So, again a reference to Helen is interesting and the reference of the faithless wife is also interesting, because we find there is a faithless wife here as well someone who is being unfaithful to her husband, you know, Molly Bloom over here who is who is modelled on the entire idea of Penelope, the original and Greek narrative, the Greek myth that is being mimicked over here. So, the whole idea of faithlessness is being parodied, especially if it comes from a you know someone whose embodiment of institutions such as Mr. Deasy, ok.
(Refer Slide Time: 15:50)

So, I will just wind up now.
(Refer Slide Time: 15:56)

(Refer Slide Time: 15:57)

With this section coming to an end where Stephen obviously, does not want to engage with Mr. Deasy anymore. So, he goes off running errands for him and as he is about to depart, this real drama takes place. He finds Mr. Deasy coming after him in order to say him tell him the right finishing line, the signing off sentence what would that be.

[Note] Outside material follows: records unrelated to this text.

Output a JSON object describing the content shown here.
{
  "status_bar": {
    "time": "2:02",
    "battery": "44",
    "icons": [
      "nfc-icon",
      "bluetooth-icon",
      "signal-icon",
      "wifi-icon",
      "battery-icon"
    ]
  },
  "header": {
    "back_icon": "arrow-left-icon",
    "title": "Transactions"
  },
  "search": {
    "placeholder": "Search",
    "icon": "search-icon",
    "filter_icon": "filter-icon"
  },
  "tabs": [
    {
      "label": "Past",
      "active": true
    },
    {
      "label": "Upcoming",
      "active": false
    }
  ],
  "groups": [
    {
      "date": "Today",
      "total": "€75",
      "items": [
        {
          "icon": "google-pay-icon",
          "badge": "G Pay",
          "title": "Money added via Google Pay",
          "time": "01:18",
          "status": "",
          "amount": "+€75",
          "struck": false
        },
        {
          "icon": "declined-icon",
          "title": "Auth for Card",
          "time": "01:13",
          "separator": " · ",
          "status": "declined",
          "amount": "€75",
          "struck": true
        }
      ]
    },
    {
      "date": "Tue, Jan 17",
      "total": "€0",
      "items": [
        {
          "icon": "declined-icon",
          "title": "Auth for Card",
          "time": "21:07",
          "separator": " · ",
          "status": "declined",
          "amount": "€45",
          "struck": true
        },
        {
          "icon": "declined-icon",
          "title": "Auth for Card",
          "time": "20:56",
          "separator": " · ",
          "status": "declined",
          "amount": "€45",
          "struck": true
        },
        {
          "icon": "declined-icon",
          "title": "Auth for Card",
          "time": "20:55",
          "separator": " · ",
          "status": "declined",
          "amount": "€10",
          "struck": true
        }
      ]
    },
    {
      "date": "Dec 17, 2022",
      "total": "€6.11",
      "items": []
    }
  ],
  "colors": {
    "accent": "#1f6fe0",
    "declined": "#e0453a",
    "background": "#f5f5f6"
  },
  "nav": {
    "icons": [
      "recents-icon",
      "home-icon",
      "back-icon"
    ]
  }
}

I just wanted to say, he said, Ireland, they say, has the honour of being the only country which has never persecuted the Jews. Do you know why? Do you know that? No. And do you know why?

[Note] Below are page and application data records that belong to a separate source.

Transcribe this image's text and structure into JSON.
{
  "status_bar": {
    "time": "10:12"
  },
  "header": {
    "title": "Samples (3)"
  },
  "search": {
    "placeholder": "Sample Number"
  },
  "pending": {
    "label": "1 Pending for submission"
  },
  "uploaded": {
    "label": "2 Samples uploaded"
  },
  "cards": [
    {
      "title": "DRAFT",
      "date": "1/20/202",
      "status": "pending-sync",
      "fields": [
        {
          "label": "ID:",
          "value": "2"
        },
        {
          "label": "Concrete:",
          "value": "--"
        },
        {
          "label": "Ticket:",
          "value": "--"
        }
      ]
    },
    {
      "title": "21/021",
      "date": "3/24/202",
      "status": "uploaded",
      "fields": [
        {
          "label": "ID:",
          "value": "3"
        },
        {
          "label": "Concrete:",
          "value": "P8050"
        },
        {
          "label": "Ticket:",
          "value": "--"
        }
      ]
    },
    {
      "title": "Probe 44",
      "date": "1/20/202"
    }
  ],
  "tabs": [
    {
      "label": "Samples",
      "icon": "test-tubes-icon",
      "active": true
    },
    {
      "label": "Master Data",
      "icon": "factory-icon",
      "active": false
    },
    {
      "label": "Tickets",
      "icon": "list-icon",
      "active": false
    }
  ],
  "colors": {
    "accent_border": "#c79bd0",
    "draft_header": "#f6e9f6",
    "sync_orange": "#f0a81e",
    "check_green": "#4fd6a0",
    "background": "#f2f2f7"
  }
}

He frowned sternly on the bright air.
Why, sir? Stephen asked, beginning to smile.
Because she never let them in, Mr. Deasy said solemnly.
A coughball of laughter leaped from his throat dragging it after it a rattling chain of phlegm. He turned back quickly, coughing, laughing, his lifted arms waving to the air.

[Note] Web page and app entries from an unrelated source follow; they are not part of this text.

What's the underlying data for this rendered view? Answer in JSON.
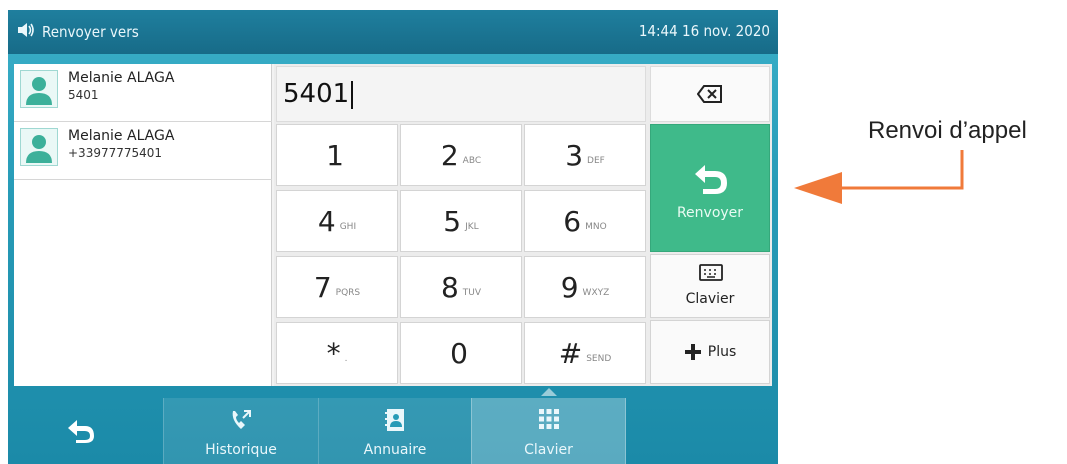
{
  "statusbar": {
    "title": "Renvoyer vers",
    "time": "14:44",
    "date": "16 nov. 2020",
    "speaker_icon": "speaker-icon"
  },
  "contacts": [
    {
      "name": "Melanie ALAGA",
      "number": "5401"
    },
    {
      "name": "Melanie ALAGA",
      "number": "+33977775401"
    }
  ],
  "dialer": {
    "value": "5401",
    "keys": [
      {
        "digit": "1",
        "sub": ""
      },
      {
        "digit": "2",
        "sub": "ABC"
      },
      {
        "digit": "3",
        "sub": "DEF"
      },
      {
        "digit": "4",
        "sub": "GHI"
      },
      {
        "digit": "5",
        "sub": "JKL"
      },
      {
        "digit": "6",
        "sub": "MNO"
      },
      {
        "digit": "7",
        "sub": "PQRS"
      },
      {
        "digit": "8",
        "sub": "TUV"
      },
      {
        "digit": "9",
        "sub": "WXYZ"
      },
      {
        "digit": "*",
        "sub": "."
      },
      {
        "digit": "0",
        "sub": ""
      },
      {
        "digit": "#",
        "sub": "SEND"
      }
    ],
    "forward_label": "Renvoyer",
    "keyboard_label": "Clavier",
    "more_label": "Plus"
  },
  "bottombar": {
    "tabs": [
      {
        "label": "Historique",
        "icon": "call-history-icon"
      },
      {
        "label": "Annuaire",
        "icon": "directory-icon"
      },
      {
        "label": "Clavier",
        "icon": "keypad-icon"
      }
    ],
    "active_tab": "Clavier"
  },
  "annotation": {
    "label": "Renvoi d’appel",
    "arrow_color": "#f07a3a"
  },
  "colors": {
    "accent_green": "#3fba8a",
    "status_blue": "#1f7f9e",
    "screen_teal": "#279bb7"
  }
}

She never let them in, he cried again through his laughter as he stamped on gaitered feet over the gravel of the path. That is why.
On his wise shoulders through the checkerwork of leaves the sun flung spangles, dancing coins.
So, again look at the coin imagery in the end which stands for the signifier greed which is normally associated with the Jews over here and he obviously is transferred over here to the anti-Semite in a very symbolic kind of a way. And also this entire idea of the cough, the phlegm, the congestion is part of the disease metaphor that Joyce is trying to describe over here.
So, the real disease lies in anti-Semitism not in the Semites over here, which is quite clearly which is quite clearly apparent over here. And obviously, you know Stephen does not want to engage with him because he is an employee, a lowly employee in this institution. But Joyce, the narrator over here is very clearly telling us that entire disease of anti-Semitism is what pervades Dublin at this point of time and the final image of dancing coins is obviously quite symbolic and it is a bit of a tell away, a giveaway to the entire idea of greed which is located not in a Jew, but in the anti-Semite as embodied by the headmaster of this religious institution.
So, I stop at this point today. But this is a very short section, but which nonetheless it gives a sense of the political picture of Dublin in that point of time, the racist picture of Dublin that point of time, in which navigates central protagonist Leopold Bloom with which we will begin the next lecture.
Thank you for your attention.